When it comes to European travel, Germany is often caught in the shadow of more glamorized locations like Spain, France and Italy. If you do travel to Germany, you’ll discover that it’s actually incredibly charming. From quaint villages with gingerbread-esque cottages to lush, dense forests, Germany has something for everybody, and the same goes for their cuisine. Often simplified as the land of meat and potatoes, most people don’t realize how wide the variety is in terms of German food specialties.
When you consider that at different points in time the German Nation also included many of its current-day bordering countries and that the Germany we know today remained divided for much of its history, it’s no wonder that German cuisine has many regional idiosyncrasies. In the North, you’ll find that the German diet relies heavily of fish and starts to resemble the diet of Scandinavian countries. In the South, many traditional dishes make use of wild game meats and tend to incorporate heavier ingredients like butter, cream and cheese.

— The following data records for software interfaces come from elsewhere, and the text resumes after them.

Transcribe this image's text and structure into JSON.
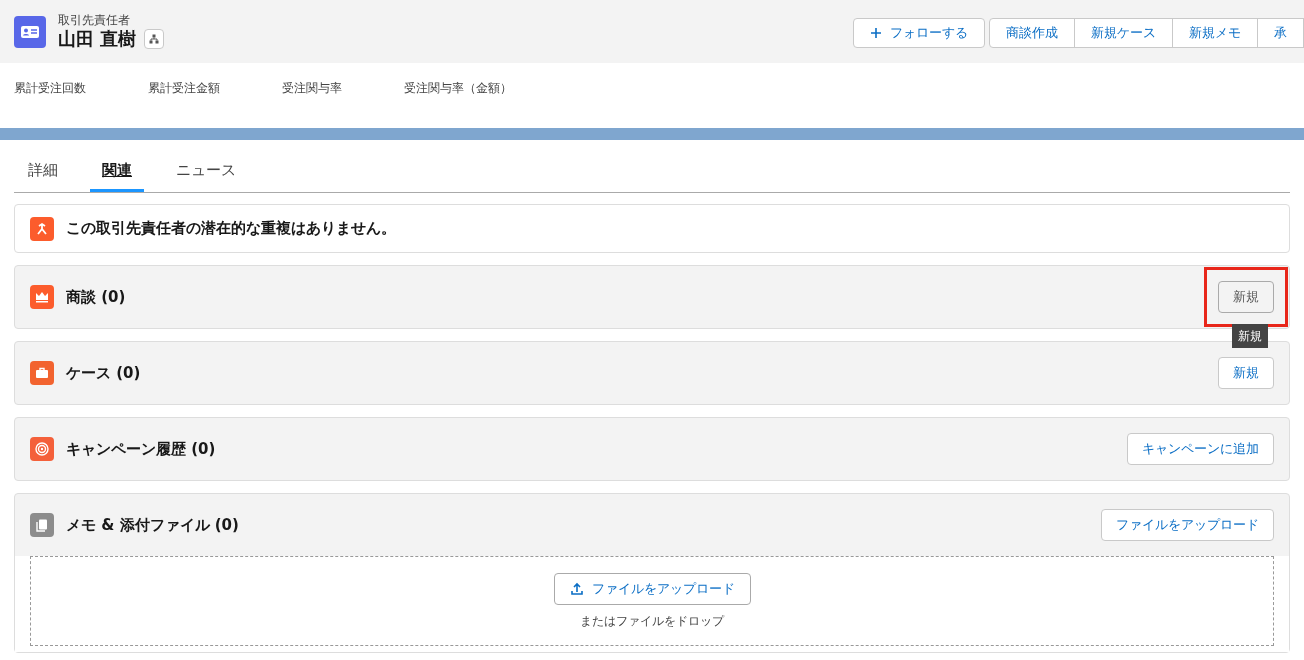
{
  "header": {
    "object_type": "取引先責任者",
    "name": "山田 直樹",
    "follow_button": "フォローする",
    "action_buttons": [
      "商談作成",
      "新規ケース",
      "新規メモ",
      "承"
    ]
  },
  "fields": [
    "累計受注回数",
    "累計受注金額",
    "受注関与率",
    "受注関与率（金額）"
  ],
  "tabs": [
    {
      "label": "詳細",
      "selected": false
    },
    {
      "label": "関連",
      "selected": true
    },
    {
      "label": "ニュース",
      "selected": false
    }
  ],
  "duplicate_notice": "この取引先責任者の潜在的な重複はありません。",
  "related_lists": [
    {
      "kind": "opportunity",
      "title": "商談 (0)",
      "button": {
        "label": "新規",
        "hovered": true,
        "highlighted": true,
        "tooltip": "新規"
      }
    },
    {
      "kind": "case",
      "title": "ケース (0)",
      "button": {
        "label": "新規",
        "hovered": false,
        "highlighted": false
      }
    },
    {
      "kind": "campaign",
      "title": "キャンペーン履歴 (0)",
      "button": {
        "label": "キャンペーンに追加",
        "hovered": false,
        "highlighted": false
      }
    },
    {
      "kind": "notes",
      "title": "メモ & 添付ファイル (0)",
      "button": {
        "label": "ファイルをアップロード",
        "hovered": false,
        "highlighted": false
      },
      "upload": {
        "button": "ファイルをアップロード",
        "hint": "またはファイルをドロップ"
      }
    }
  ]
}
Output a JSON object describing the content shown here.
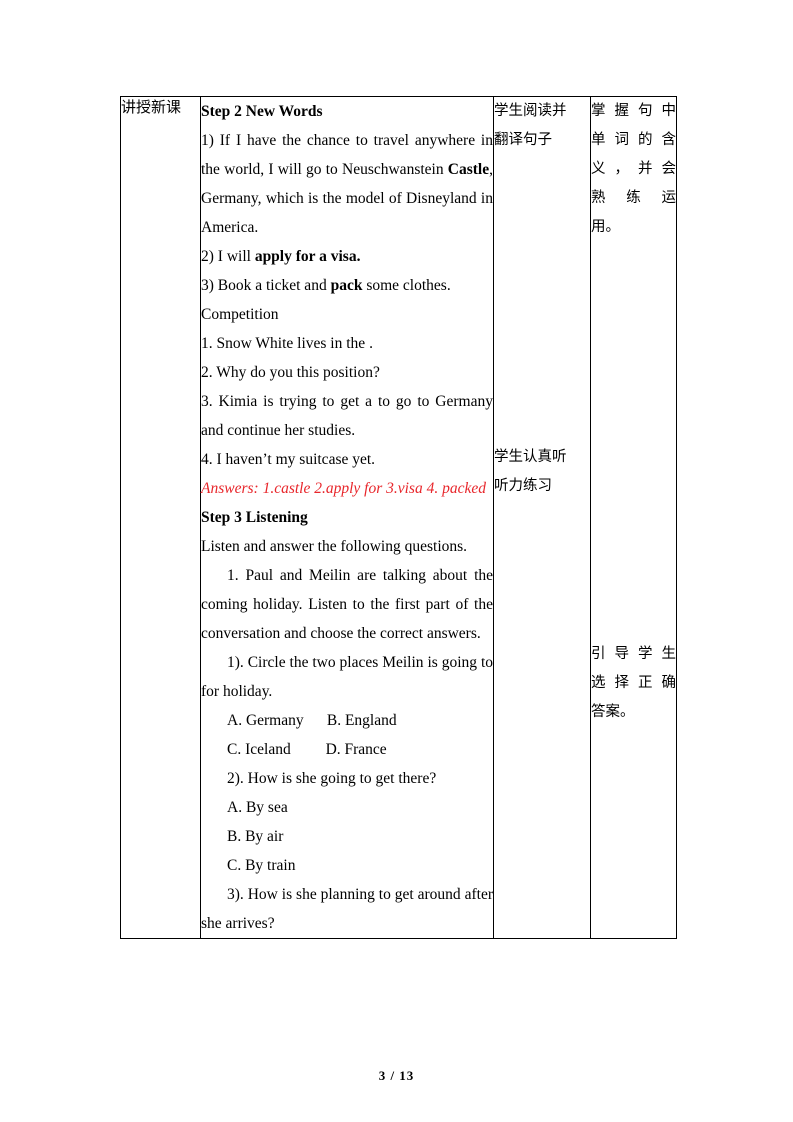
{
  "document": {
    "footer": "3  /  13"
  },
  "table": {
    "stage": {
      "label": "讲授新课"
    },
    "content": {
      "step2_heading": "Step 2 New Words",
      "item1_pre": "1) If I have the chance to travel anywhere in the world, I will go to Neuschwanstein ",
      "item1_bold": "Castle",
      "item1_post": ", Germany, which is the model of Disneyland in America.",
      "item2_pre": "2) I will ",
      "item2_bold": "apply for a visa.",
      "item3_pre": "3) Book a ticket and ",
      "item3_bold": "pack",
      "item3_post": " some clothes.",
      "competition_heading": "Competition",
      "q1_pre": "1. Snow White lives in the ",
      "q1_blank": "              ",
      "q1_post": ".",
      "q2_pre": "2. Why do you ",
      "q2_blank": "              ",
      "q2_post": "this position?",
      "q3_pre": "3. Kimia is trying to get a ",
      "q3_blank": "           ",
      "q3_post": "to go to Germany and continue her studies.",
      "q4_pre": "4. I haven’t ",
      "q4_blank": "            ",
      "q4_post": "my suitcase yet.",
      "answers": "Answers:  1.castle  2.apply for  3.visa  4. packed",
      "step3_heading": "Step 3 Listening",
      "listen_intro": "Listen and answer the following questions.",
      "task1": "1. Paul and Meilin are talking about the coming holiday. Listen to the first part of the conversation and choose the correct answers.",
      "sub1": "1). Circle the two places Meilin is going to for holiday.",
      "opt_ab": "A. Germany      B. England",
      "opt_cd": "C. Iceland         D. France",
      "sub2": "2). How is she going to get there?",
      "opt_a2": "A. By sea",
      "opt_b2": "B. By air",
      "opt_c2": "C. By train",
      "sub3": "3). How is she planning to get around after she arrives?"
    },
    "activity": {
      "line1": "学生阅读并",
      "line2": "翻译句子",
      "line3": "学生认真听",
      "line4": "听力练习"
    },
    "aim": {
      "line1": "掌握句中",
      "line2": "单词的含",
      "line3": "义，并会",
      "line4": "熟练运",
      "line5": "用。",
      "line6": "引导学生",
      "line7": "选择正确",
      "line8": "答案。"
    }
  }
}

Of course, some culinary traditions, including the German affinity for breads, beer and sausage, extend across the entire country. Germany has always had access to an abundance of meat. Before modern methods of preservation, the Germans relied on marinating, salting and smoking as a means of preserving meat, which helps to explain the over 1,500 types of sausages produced throughout Germany. Beyond their countless methods for sausage-making, Germans are renowned for their variety of breads and skill in baking. There are plenty of breads and sweets that you have likely tried without ever realizing they were typical of Germany. We’ve started this guide by featuring some of the most beloved dishes in Germany, but will be adding more soon. If you want to be among the first to know when we’ve added new tasty discoveries, subscribe to our monthly newsletter. In the meantime, pour yourself a beer and prost to Germany!